Each record must be printed again exactly as given.
%%
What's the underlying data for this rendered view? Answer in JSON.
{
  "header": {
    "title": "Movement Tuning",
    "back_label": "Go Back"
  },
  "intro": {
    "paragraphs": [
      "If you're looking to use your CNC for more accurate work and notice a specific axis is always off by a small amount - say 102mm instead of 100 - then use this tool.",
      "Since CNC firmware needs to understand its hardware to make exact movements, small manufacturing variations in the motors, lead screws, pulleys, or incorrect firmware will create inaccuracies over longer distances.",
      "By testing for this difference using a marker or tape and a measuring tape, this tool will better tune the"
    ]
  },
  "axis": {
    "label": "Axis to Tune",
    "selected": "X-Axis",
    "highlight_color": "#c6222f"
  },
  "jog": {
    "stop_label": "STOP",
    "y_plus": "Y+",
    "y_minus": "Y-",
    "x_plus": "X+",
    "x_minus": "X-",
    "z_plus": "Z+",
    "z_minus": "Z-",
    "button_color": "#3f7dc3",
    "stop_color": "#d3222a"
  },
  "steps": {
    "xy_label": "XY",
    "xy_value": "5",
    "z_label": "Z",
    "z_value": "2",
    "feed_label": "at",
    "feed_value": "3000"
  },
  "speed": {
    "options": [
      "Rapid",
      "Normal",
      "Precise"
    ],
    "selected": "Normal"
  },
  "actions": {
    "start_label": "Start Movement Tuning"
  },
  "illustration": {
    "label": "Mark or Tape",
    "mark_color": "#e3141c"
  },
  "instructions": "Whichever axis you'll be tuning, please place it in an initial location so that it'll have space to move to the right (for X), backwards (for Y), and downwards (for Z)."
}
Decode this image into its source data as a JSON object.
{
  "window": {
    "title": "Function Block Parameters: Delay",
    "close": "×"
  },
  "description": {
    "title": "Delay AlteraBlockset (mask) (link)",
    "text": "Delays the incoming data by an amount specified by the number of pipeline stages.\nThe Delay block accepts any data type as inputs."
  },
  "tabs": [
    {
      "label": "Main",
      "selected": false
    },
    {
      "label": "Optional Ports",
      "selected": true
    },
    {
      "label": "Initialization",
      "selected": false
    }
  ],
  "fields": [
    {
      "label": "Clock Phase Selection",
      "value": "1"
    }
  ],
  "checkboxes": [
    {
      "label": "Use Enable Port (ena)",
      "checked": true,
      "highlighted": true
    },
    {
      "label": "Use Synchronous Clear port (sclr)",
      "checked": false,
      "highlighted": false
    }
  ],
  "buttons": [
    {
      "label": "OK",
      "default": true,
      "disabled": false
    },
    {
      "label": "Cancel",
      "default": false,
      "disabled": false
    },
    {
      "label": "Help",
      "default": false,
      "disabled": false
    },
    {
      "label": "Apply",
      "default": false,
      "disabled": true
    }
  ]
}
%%
- Expected answer:
What's the underlying data for this rendered view? Answer in JSON.
{
  "header": {
    "title": "Movement Tuning",
    "back_label": "Go Back"
  },
  "intro": {
    "paragraphs": [
      "If you're looking to use your CNC for more accurate work and notice a specific axis is always off by a small amount - say 102mm instead of 100 - then use this tool.",
      "Since CNC firmware needs to understand its hardware to make exact movements, small manufacturing variations in the motors, lead screws, pulleys, or incorrect firmware will create inaccuracies over longer distances.",
      "By testing for this difference using a marker or tape and a measuring tape, this tool will better tune the"
    ]
  },
  "axis": {
    "label": "Axis to Tune",
    "selected": "X-Axis",
    "highlight_color": "#c6222f"
  },
  "jog": {
    "stop_label": "STOP",
    "y_plus": "Y+",
    "y_minus": "Y-",
    "x_plus": "X+",
    "x_minus": "X-",
    "z_plus": "Z+",
    "z_minus": "Z-",
    "button_color": "#3f7dc3",
    "stop_color": "#d3222a"
  },
  "steps": {
    "xy_label": "XY",
    "xy_value": "5",
    "z_label": "Z",
    "z_value": "2",
    "feed_label": "at",
    "feed_value": "3000"
  },
  "speed": {
    "options": [
      "Rapid",
      "Normal",
      "Precise"
    ],
    "selected": "Normal"
  },
  "actions": {
    "start_label": "Start Movement Tuning"
  },
  "illustration": {
    "label": "Mark or Tape",
    "mark_color": "#e3141c"
  },
  "instructions": "Whichever axis you'll be tuning, please place it in an initial location so that it'll have space to move to the right (for X), backwards (for Y), and downwards (for Z)."
}
Decode this image into its source data as a JSON object.
{
  "window": {
    "title": "Function Block Parameters: Delay",
    "close": "×"
  },
  "description": {
    "title": "Delay AlteraBlockset (mask) (link)",
    "text": "Delays the incoming data by an amount specified by the number of pipeline stages.\nThe Delay block accepts any data type as inputs."
  },
  "tabs": [
    {
      "label": "Main",
      "selected": false
    },
    {
      "label": "Optional Ports",
      "selected": true
    },
    {
      "label": "Initialization",
      "selected": false
    }
  ],
  "fields": [
    {
      "label": "Clock Phase Selection",
      "value": "1"
    }
  ],
  "checkboxes": [
    {
      "label": "Use Enable Port (ena)",
      "checked": true,
      "highlighted": true
    },
    {
      "label": "Use Synchronous Clear port (sclr)",
      "checked": false,
      "highlighted": false
    }
  ],
  "buttons": [
    {
      "label": "OK",
      "default": true,
      "disabled": false
    },
    {
      "label": "Cancel",
      "default": false,
      "disabled": false
    },
    {
      "label": "Help",
      "default": false,
      "disabled": false
    },
    {
      "label": "Apply",
      "default": false,
      "disabled": true
    }
  ]
}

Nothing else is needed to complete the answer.